More than 150 women and girls have talked in court about being molested by Larry Nassar or had their statements read by others. Judge Rosemarie Aquilina will hear a few more Wednesday before sentencing Nassar in Lansing, Michigan.

He faces a minimum prison term of 25 to 40 years for assaulting victims with his hands. Nassar worked for Michigan State University and USA Gymnastics, which trains the best gymnasts.

An 18-year-old, Emily Morales, said she believes in forgiveness. She looked at Nassar and asked him to apologize. He did. She replied with, “Thank you.”

Also Tuesday, 2010 World Championships silver medalist Mattie Larson described being sexually assaulted by Nassar and gave an unflattering portrayal of the Karolyi training ranch in Texas.

Larson said the ranch was very isolated (full video here).
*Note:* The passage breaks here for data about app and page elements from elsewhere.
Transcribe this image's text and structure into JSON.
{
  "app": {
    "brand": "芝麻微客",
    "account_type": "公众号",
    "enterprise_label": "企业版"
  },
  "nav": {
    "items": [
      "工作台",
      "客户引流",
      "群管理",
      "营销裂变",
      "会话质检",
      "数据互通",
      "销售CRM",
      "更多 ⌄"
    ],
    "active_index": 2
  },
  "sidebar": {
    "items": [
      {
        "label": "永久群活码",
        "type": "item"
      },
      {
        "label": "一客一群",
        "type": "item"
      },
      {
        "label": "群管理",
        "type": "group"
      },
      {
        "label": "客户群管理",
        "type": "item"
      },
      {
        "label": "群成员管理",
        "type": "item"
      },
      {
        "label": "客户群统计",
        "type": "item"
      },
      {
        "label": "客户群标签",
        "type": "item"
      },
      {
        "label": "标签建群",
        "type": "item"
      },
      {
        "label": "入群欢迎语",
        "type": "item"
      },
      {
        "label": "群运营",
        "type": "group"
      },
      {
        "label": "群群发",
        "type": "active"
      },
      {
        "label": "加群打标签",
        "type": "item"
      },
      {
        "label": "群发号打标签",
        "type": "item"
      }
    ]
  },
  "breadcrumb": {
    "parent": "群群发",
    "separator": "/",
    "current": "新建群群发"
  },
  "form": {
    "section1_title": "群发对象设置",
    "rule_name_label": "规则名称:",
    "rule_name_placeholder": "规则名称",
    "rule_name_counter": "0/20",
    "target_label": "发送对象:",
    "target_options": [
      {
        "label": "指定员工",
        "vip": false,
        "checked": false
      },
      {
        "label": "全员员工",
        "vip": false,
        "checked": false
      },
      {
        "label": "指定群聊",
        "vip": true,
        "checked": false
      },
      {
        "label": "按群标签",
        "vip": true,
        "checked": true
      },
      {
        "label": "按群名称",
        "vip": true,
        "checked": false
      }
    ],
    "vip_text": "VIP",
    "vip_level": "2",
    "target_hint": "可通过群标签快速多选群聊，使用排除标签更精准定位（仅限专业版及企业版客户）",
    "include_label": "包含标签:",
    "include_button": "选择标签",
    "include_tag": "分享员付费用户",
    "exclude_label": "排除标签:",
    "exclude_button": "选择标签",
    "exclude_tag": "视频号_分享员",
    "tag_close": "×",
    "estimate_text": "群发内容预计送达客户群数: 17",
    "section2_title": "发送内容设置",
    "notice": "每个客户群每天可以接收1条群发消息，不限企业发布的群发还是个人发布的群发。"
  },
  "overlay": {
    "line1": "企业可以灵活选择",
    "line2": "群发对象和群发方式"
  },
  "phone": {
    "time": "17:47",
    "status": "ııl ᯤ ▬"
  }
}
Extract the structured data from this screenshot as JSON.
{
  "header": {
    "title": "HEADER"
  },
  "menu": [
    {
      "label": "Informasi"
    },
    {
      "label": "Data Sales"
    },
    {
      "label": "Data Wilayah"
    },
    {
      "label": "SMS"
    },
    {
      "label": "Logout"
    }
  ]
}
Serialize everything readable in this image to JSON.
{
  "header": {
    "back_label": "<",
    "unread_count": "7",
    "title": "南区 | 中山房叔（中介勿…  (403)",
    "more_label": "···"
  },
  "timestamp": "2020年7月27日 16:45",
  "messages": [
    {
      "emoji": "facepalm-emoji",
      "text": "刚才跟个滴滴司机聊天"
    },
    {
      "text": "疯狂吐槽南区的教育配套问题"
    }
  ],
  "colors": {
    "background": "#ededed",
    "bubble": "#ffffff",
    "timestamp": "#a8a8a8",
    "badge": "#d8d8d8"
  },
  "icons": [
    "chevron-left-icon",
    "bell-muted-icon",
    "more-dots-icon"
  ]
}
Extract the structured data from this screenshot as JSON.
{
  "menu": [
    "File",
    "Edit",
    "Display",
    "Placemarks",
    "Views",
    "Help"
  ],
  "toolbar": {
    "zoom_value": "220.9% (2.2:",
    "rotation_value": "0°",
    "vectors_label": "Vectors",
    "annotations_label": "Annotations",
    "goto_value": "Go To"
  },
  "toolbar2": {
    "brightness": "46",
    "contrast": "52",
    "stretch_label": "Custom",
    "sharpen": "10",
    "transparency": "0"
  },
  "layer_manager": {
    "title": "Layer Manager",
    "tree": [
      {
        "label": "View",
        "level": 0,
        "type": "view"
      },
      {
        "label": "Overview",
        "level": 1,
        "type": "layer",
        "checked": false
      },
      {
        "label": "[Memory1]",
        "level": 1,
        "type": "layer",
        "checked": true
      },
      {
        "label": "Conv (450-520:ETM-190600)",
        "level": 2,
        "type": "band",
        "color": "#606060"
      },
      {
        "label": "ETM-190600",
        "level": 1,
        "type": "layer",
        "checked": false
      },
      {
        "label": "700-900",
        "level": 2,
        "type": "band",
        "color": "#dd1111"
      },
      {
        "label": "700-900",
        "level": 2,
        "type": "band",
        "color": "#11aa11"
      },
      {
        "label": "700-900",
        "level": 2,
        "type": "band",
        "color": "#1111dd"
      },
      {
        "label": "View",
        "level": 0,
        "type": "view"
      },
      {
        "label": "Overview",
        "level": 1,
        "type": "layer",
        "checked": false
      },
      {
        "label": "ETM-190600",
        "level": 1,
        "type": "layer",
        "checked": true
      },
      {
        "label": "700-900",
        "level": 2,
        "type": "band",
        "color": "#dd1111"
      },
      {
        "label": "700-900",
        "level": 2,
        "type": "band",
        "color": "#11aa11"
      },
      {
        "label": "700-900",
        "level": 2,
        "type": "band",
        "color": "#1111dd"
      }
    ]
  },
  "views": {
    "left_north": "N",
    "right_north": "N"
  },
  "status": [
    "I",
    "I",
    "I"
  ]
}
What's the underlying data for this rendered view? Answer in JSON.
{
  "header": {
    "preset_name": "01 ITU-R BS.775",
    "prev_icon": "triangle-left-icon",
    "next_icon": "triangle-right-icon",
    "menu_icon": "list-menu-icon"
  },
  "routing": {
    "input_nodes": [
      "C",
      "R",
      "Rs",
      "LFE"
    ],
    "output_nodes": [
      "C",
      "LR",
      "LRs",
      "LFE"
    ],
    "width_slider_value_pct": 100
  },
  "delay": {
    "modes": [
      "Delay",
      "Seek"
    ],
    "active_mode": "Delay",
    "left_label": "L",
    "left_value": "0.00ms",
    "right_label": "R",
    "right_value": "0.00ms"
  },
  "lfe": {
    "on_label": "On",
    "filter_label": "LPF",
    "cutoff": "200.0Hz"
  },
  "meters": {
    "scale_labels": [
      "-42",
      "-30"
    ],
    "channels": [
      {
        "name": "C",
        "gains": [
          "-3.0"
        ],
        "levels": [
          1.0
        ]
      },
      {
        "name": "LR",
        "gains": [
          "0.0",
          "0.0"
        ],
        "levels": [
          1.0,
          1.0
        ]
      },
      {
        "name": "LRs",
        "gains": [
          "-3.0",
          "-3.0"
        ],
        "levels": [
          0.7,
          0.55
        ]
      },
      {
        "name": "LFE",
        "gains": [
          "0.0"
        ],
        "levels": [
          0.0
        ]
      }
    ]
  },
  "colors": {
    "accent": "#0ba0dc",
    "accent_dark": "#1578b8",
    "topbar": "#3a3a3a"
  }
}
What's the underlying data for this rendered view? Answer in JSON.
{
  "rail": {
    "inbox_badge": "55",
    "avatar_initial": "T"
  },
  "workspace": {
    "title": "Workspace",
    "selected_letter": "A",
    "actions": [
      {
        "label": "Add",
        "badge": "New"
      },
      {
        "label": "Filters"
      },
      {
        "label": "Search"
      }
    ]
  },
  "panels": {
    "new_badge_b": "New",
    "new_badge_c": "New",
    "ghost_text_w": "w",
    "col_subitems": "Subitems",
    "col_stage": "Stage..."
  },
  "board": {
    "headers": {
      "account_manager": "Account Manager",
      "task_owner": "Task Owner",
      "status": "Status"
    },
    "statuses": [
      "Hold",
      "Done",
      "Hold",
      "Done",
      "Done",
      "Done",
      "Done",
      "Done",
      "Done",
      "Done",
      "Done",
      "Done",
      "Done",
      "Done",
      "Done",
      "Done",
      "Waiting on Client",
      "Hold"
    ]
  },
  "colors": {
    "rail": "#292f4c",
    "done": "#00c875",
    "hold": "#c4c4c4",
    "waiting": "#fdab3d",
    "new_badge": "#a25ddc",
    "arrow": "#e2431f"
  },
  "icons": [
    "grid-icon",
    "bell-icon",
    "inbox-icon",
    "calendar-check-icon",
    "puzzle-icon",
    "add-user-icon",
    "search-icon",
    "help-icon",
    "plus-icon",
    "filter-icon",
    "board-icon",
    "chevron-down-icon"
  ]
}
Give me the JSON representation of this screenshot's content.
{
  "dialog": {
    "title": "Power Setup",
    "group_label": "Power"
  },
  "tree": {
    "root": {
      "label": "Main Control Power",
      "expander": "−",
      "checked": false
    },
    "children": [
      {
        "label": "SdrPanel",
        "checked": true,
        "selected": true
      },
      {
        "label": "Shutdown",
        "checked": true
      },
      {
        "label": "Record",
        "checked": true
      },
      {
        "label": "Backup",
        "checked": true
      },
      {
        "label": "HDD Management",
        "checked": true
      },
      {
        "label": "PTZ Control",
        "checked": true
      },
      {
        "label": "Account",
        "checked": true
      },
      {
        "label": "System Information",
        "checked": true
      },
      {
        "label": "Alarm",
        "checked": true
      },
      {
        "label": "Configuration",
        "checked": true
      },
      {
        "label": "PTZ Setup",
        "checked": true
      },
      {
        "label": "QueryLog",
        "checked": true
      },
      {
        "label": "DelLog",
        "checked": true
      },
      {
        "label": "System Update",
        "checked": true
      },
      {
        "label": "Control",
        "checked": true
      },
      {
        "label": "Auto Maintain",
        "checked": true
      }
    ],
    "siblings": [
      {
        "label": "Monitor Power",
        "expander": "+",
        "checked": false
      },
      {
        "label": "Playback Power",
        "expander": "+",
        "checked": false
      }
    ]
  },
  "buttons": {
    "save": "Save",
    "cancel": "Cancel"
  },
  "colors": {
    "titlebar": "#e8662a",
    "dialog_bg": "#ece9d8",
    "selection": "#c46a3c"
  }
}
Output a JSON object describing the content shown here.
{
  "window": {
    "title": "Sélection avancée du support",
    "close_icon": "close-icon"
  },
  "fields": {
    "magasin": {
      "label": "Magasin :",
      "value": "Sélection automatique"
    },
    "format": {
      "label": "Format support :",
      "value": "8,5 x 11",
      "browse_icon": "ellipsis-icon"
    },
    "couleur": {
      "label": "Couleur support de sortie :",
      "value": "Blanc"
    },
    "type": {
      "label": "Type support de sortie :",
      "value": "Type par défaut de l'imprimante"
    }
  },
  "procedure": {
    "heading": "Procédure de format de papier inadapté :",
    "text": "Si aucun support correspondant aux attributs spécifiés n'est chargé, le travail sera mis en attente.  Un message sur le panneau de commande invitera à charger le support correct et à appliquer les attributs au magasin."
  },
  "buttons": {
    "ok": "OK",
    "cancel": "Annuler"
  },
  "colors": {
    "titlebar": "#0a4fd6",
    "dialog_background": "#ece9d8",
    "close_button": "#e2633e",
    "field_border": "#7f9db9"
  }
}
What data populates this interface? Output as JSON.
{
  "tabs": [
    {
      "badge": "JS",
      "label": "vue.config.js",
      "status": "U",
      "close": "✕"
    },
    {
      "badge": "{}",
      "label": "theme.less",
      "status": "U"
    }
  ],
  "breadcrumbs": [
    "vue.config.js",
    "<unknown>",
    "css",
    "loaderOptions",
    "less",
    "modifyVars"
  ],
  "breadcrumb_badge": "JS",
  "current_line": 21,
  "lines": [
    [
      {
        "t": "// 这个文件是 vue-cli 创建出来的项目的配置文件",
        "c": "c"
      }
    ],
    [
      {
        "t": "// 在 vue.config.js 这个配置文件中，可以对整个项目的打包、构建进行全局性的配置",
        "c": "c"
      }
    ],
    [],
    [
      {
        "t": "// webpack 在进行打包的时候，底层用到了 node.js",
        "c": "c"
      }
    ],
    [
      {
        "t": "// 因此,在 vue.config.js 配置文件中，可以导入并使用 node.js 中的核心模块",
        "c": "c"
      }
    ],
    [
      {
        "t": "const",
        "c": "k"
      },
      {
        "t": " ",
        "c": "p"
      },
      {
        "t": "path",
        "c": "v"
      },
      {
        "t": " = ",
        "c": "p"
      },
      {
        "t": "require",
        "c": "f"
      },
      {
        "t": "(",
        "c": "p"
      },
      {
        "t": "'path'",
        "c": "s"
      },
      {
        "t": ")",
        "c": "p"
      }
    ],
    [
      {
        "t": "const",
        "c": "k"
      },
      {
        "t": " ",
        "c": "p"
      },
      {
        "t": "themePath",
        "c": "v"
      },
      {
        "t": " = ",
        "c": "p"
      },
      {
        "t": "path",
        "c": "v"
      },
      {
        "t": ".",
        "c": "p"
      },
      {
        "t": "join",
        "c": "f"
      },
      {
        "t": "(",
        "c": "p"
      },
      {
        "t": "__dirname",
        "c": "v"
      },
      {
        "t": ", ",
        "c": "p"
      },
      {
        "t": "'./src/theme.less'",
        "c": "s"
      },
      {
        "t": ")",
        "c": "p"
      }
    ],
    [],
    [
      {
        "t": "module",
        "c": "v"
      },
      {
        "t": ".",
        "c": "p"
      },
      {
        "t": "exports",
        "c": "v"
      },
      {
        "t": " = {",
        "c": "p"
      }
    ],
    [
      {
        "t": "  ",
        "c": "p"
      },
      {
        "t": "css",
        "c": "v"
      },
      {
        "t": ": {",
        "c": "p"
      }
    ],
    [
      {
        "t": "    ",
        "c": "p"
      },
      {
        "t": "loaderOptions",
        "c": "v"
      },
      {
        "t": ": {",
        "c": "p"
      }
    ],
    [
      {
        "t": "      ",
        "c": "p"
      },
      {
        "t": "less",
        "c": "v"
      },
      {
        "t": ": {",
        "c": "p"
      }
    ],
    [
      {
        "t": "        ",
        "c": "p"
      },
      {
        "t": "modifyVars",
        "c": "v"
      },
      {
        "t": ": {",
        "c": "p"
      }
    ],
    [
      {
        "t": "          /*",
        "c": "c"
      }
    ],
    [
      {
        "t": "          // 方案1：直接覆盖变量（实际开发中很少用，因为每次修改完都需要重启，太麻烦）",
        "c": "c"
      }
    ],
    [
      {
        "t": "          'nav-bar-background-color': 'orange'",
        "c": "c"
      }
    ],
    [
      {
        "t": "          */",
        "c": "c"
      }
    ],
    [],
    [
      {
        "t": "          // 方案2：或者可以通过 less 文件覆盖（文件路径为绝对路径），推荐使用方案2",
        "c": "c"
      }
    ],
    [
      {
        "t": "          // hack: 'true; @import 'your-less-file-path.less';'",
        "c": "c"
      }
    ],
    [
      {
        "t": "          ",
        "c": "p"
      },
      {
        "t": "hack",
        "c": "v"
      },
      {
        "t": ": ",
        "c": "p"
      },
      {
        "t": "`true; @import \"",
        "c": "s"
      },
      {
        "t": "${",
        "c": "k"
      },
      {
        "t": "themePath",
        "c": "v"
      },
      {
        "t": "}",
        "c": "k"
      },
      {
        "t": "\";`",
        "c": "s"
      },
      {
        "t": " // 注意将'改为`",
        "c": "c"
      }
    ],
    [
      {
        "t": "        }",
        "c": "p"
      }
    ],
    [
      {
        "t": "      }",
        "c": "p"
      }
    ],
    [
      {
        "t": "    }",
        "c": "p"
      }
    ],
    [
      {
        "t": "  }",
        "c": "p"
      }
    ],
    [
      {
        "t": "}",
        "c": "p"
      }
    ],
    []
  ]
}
She called it the “perfect environment” for Nassar and abusive coaches “to thrive.” USA Gymnastics last week said the ranch would no longer serve as the national training center.